YOUR TASK:
In the material below, count the lines where the word "Processing" appears. Nothing but the number, please.

MATERIAL PROVIDED: Begin

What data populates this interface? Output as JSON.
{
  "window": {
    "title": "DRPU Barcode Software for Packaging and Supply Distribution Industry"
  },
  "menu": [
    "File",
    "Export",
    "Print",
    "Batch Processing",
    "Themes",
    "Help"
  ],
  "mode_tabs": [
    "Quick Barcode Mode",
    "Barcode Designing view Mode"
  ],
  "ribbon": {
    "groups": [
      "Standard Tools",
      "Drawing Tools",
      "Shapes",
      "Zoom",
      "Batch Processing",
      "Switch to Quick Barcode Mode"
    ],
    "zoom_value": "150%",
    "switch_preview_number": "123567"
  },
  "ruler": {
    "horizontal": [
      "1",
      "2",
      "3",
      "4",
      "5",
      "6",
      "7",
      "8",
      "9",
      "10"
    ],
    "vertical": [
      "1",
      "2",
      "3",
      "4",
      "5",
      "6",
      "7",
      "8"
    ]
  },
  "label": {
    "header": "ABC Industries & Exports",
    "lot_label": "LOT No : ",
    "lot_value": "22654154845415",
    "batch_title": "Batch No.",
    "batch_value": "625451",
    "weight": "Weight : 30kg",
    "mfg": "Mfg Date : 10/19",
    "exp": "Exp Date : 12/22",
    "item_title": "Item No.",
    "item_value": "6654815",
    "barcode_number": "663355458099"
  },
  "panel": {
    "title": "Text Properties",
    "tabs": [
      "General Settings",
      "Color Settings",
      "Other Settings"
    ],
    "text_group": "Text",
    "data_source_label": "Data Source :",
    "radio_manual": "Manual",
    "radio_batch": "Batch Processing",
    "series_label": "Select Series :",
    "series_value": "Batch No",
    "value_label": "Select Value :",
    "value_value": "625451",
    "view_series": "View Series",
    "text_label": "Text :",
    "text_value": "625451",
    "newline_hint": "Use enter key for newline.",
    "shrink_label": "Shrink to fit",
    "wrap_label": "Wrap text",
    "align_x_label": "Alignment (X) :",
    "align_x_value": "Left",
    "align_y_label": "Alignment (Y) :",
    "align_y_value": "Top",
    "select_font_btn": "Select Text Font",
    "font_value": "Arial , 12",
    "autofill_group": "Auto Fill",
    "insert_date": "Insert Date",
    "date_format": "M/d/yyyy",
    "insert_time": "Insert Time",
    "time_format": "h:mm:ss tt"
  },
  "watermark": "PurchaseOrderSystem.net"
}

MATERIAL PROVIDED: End

EXERCISE ANSWER:
3